Generally speaking spousal support is designed to level the financial playing field between the parties during the divorce, and provide a lesser-earning spouse the opportunity to develop self-sufficiency once the divorce is completed. The Court considers not only the need for spousal support, but the ability of the payor to provide it.
The Judge must consider several spousal support factors in a San Diego divorce, including but not limited to:
- The age, health and roles of each party going into the divorce
- The earning capacity / employability of each former spouse
- The duration of the underlying marriage
- The standard of living the couple enjoyed during the marriage
- Sacrifices made by one party to support the other
- Past or present domestic violence or criminal activity
While these are just a few of the numerous factors established and rooted in California Family Law the Judge has broad discretion when determining the need for support and the ability to pay it.
Another of the spousal support factors in a San Diego divorce is the important difference between “temporary” and “permanent” spousal support. Temporary spousal support orders are issued toward the outset of the divorce and extend until the final decree is issued. “Permanent” orders are included in the final decree and cover post-divorce spousal support specifications. There are several important things to note about spousal support in many cases:

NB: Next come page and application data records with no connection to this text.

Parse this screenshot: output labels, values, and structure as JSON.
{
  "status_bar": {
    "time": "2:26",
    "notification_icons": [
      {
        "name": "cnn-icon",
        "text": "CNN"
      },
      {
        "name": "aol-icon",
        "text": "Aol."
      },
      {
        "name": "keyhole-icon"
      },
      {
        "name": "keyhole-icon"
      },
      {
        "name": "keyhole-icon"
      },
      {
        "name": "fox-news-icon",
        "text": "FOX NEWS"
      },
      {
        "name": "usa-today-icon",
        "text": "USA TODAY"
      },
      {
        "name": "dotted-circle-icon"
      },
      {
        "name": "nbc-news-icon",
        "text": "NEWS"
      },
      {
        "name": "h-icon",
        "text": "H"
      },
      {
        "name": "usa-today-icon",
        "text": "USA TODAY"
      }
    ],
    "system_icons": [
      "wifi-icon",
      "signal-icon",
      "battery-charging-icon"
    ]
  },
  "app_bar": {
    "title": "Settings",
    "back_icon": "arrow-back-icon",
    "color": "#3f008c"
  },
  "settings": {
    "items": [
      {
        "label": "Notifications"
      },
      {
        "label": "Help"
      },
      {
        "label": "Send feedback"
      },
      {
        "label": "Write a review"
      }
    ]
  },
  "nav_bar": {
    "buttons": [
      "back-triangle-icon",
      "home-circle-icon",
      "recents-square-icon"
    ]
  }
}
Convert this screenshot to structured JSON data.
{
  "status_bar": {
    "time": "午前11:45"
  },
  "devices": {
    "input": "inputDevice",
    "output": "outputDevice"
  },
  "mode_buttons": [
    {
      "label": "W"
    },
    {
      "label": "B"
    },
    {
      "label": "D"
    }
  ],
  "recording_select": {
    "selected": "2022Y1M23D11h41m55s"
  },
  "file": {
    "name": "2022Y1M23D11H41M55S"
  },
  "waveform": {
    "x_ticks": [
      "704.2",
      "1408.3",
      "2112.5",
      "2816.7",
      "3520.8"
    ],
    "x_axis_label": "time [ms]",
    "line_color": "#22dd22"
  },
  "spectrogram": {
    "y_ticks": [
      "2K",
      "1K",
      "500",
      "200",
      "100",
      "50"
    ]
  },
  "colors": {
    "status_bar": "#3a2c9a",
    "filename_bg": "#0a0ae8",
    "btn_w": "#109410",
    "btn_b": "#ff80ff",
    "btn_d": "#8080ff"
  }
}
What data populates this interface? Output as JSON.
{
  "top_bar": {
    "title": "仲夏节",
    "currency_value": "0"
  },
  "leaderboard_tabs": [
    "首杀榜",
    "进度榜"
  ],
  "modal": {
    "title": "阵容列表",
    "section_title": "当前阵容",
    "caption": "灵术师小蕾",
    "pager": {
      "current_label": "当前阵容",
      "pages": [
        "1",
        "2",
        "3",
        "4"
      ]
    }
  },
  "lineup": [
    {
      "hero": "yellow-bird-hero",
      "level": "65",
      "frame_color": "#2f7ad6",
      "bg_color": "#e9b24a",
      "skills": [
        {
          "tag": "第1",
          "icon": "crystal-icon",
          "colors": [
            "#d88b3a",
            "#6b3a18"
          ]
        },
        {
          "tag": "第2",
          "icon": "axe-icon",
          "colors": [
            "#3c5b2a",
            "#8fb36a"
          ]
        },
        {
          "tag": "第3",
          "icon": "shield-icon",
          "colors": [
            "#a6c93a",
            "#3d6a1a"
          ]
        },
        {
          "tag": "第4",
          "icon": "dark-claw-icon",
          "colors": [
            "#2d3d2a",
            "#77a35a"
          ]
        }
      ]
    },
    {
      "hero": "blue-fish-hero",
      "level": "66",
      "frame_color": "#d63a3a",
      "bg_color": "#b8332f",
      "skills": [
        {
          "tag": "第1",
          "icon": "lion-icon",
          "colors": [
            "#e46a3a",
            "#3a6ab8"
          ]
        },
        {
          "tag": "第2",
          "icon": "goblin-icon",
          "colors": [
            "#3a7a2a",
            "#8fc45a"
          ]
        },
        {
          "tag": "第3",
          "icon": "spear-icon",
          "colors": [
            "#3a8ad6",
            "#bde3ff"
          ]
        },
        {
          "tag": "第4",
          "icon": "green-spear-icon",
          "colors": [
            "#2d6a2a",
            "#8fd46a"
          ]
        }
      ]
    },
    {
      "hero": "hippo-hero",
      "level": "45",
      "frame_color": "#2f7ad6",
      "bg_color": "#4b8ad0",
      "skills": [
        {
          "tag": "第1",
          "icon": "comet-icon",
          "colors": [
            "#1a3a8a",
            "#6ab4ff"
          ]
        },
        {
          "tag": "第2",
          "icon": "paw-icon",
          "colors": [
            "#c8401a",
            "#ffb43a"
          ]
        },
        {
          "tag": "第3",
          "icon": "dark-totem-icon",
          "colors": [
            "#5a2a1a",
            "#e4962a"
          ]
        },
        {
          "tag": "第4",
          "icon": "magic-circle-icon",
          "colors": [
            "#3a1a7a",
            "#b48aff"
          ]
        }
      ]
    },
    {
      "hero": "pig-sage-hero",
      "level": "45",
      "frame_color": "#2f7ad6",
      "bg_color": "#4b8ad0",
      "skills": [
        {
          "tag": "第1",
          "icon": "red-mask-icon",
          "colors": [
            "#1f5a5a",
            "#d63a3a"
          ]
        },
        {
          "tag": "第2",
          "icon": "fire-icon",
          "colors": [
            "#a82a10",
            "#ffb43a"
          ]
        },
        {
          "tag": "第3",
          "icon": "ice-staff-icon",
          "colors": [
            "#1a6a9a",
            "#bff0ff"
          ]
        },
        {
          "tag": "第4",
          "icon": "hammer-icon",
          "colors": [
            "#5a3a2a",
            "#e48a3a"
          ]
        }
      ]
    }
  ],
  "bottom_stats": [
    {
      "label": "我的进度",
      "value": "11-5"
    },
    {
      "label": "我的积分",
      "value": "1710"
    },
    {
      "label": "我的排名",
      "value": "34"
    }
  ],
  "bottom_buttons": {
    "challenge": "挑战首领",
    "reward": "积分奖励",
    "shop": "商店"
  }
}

- It may surprise you to learn that temporary support is quite often higher than the amount ordered as permanent spousal support.
- “Permanent” does not mean forever until death or remarriage. Permanent, in this context basically simply means “post-divorce.” The duration of spousal support will be established by the Judge and this is usually accompanied with instructions for the recipient to become self-sufficient within a specific timeframe
- Generally speaking, the longer the underlying marriage, the longer the duration of spousal support, especially if the marriage lasted longer than 10 years.
- Spousal support can be modified post-decree based upon a significant change in the “Status Quo”
Are you concerned about spousal support factors in a San Diego divorce and whether spousal support will be ordered in your case? How can you protect your interests? We invite you to review the strong recommendations of former clients and the legal industry and contact us or call 760-389-3927 to schedule an appointment for a safe, confidential and private consultation with one of our experienced and proven Certified Family Law Specialists.